**Work instructions:**
Each line below should be written out again without any change.

**Dataset excerpts:**
============
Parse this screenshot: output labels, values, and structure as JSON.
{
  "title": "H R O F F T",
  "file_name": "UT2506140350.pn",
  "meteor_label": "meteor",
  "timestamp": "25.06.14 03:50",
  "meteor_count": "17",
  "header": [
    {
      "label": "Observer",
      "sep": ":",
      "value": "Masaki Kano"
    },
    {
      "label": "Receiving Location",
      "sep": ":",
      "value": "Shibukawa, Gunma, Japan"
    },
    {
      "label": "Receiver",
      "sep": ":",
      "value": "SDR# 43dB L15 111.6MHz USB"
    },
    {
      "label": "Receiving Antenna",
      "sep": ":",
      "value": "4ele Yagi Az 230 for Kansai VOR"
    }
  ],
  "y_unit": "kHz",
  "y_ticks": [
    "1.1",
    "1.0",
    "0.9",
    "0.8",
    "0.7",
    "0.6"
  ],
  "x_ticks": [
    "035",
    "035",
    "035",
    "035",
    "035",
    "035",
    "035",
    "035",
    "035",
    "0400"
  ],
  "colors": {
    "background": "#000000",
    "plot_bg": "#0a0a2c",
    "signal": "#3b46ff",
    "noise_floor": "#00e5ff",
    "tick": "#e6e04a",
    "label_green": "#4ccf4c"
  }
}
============
**Response area:**
Parse this screenshot: output labels, values, and structure as JSON.
{
  "title": "H R O F F T",
  "file_name": "UT2506140350.pn",
  "meteor_label": "meteor",
  "timestamp": "25.06.14 03:50",
  "meteor_count": "17",
  "header": [
    {
      "label": "Observer",
      "sep": ":",
      "value": "Masaki Kano"
    },
    {
      "label": "Receiving Location",
      "sep": ":",
      "value": "Shibukawa, Gunma, Japan"
    },
    {
      "label": "Receiver",
      "sep": ":",
      "value": "SDR# 43dB L15 111.6MHz USB"
    },
    {
      "label": "Receiving Antenna",
      "sep": ":",
      "value": "4ele Yagi Az 230 for Kansai VOR"
    }
  ],
  "y_unit": "kHz",
  "y_ticks": [
    "1.1",
    "1.0",
    "0.9",
    "0.8",
    "0.7",
    "0.6"
  ],
  "x_ticks": [
    "035",
    "035",
    "035",
    "035",
    "035",
    "035",
    "035",
    "035",
    "035",
    "0400"
  ],
  "colors": {
    "background": "#000000",
    "plot_bg": "#0a0a2c",
    "signal": "#3b46ff",
    "noise_floor": "#00e5ff",
    "tick": "#e6e04a",
    "label_green": "#4ccf4c"
  }
}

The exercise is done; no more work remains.